PHOENIX — Economists say this week's economic reports will be pivotal in predicting whether or not the U.S will slide into a recession or successfully reign in inflation.
On Wednesday, the Federal Reserve is expected to raise interest rates yet again. On Thursday, experts say the data will likely show another consecutive quarter of negative growth, which is a traditional indicator of a recession.
President Joe Biden has been trying to instill confidence saying Monday, "I don't think we're going to see a recession."
Economists though are all but certain that Thursday will reveal back-to-back quarters of negative GDP.
"Inevitable is a big word, [but] I think that the odds are increasingly pointing in that direction that we will be in at least some form of technical recession over the next 18 months at some point," said Dennis Hoffman, an economist and Director of the L. William Seidman Research Institute at the W. P. Carey School of Business at ASU.
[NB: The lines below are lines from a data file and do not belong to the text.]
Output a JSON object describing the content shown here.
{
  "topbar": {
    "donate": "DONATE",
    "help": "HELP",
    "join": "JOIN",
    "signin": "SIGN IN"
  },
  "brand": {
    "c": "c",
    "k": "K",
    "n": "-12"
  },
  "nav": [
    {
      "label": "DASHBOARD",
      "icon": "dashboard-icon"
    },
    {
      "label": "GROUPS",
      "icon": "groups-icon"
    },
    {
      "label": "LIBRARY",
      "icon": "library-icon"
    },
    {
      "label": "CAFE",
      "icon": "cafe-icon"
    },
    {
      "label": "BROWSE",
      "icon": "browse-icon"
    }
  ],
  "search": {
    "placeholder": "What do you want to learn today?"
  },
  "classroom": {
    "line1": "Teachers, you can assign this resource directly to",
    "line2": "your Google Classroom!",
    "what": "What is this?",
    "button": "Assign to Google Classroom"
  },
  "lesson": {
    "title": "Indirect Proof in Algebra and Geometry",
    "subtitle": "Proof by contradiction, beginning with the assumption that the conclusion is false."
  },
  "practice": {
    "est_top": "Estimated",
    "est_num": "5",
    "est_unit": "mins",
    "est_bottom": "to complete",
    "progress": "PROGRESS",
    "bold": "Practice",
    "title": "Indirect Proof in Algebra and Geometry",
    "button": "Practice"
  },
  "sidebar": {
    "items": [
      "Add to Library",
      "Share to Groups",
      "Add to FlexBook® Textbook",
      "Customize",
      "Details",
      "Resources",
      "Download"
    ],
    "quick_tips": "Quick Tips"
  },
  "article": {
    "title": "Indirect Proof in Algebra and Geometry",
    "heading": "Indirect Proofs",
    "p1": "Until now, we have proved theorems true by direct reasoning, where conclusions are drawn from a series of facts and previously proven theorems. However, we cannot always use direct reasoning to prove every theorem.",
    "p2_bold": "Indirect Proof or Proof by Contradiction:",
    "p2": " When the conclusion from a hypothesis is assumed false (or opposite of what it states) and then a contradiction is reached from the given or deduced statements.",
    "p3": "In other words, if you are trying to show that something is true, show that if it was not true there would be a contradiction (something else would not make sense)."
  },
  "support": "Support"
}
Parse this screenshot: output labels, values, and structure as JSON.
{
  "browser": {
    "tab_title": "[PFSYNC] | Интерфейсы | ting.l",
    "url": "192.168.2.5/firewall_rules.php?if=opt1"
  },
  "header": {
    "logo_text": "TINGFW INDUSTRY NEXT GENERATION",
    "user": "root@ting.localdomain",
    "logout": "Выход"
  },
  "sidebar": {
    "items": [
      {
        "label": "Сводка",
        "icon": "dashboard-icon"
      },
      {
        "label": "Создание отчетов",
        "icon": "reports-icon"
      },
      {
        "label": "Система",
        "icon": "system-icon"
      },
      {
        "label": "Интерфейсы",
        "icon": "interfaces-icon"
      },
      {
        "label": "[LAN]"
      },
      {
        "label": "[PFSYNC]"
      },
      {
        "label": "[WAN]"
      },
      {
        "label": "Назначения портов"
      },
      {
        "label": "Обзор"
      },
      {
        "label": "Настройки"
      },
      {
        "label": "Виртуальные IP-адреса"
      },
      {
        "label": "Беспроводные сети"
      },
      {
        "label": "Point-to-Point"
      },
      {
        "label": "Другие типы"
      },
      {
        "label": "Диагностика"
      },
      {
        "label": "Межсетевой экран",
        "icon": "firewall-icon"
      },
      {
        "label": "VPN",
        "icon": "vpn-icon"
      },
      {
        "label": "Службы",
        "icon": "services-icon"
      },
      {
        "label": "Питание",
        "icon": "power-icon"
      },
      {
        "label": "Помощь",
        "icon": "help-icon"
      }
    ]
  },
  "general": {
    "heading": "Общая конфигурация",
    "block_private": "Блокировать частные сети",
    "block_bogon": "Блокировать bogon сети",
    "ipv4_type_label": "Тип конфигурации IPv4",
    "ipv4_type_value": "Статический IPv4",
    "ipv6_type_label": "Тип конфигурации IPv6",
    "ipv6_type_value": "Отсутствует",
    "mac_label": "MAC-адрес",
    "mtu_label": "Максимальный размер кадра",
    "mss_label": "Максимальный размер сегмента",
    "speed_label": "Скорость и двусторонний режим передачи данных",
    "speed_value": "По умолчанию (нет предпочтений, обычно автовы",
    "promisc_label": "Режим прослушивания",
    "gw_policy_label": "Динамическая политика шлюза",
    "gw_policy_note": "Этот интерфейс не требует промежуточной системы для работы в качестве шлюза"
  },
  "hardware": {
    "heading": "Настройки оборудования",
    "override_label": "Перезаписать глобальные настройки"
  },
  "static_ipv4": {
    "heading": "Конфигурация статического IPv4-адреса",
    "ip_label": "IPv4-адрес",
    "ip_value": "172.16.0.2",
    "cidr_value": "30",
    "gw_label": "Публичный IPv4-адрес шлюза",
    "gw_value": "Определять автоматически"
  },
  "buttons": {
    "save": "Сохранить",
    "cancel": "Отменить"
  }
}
Hoffman said if there is a recession "It will be one of the most unusual ones I've seen, because the job market is so strong [and] consumption is strong."
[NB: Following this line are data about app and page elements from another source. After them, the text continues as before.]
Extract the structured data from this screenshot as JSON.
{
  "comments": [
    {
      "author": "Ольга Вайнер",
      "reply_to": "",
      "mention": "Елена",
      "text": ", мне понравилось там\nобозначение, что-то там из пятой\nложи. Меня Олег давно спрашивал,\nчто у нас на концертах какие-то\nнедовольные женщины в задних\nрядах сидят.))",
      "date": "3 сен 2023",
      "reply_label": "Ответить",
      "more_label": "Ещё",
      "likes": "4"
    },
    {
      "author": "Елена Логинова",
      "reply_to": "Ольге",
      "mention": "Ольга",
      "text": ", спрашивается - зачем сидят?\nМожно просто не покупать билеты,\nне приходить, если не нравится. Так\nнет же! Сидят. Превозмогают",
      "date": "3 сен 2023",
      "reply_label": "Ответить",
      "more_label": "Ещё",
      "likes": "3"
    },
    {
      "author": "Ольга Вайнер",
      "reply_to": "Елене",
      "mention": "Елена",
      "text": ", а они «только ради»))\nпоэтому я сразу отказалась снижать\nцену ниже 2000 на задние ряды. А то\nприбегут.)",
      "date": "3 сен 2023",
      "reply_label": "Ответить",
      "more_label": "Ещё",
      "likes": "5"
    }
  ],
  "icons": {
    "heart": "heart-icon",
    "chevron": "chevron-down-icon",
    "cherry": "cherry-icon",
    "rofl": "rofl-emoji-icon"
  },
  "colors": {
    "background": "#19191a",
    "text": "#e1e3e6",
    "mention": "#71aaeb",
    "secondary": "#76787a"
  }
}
Hoffman told ABC15 it is complex but a lot of what we are seeing is a ripple effect of the pandemic, where the government printed trillions.
The stimulus money and savings by middle-class Americans have now led to increased demand, which has led to soaring inflation, and now rapid interest rate hikes.
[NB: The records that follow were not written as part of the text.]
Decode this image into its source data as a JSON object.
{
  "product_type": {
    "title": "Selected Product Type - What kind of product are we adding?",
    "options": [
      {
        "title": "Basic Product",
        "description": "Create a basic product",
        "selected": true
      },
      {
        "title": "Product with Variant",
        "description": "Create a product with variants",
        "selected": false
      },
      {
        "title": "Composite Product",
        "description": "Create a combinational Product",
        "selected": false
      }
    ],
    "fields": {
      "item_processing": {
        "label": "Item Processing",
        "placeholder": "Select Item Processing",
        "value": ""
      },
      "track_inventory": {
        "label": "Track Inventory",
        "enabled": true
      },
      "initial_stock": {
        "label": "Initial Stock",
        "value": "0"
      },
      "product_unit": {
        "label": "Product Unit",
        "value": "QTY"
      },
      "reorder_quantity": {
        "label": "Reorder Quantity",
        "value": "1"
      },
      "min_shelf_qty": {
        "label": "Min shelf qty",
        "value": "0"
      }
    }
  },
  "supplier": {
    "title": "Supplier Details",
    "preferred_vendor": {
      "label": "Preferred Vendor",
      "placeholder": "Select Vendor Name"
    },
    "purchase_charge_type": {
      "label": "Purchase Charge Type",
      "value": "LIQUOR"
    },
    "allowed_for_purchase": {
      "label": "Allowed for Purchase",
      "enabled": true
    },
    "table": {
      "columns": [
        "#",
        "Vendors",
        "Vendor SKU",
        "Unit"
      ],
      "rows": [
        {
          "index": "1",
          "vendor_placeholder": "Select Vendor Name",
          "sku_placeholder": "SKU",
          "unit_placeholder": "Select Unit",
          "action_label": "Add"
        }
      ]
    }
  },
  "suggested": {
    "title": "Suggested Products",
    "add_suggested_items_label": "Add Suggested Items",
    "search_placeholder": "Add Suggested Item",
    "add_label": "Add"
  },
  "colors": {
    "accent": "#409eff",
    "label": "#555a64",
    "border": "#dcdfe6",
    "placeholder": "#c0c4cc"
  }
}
"Inflation is a spiral up, recession will be a spiral down," said Hoffman.
Slowing demand is actually the antidote for inflation because it stops the upward spiral.
The Fed's tight rope walk, with rate hikes, will impact millions of Americans.
Hoffman says if the economy slows, the hardest hit will be the most vulnerable.
"It's going to be those people that were most hurt by inflation, those are the folks most at risk to losing their jobs," said Hoffman.
Nothing is guaranteed though, and experts say fear, and aggressive budget tightening by Americans, is likely to accelerate any potential recession.
Still, Americans should plan for every scenario.
"I think we need to take a deep breath and figure out a way to weather the storm and not look for some magic elixir from a politician to get us out of the woods," added Hoffman.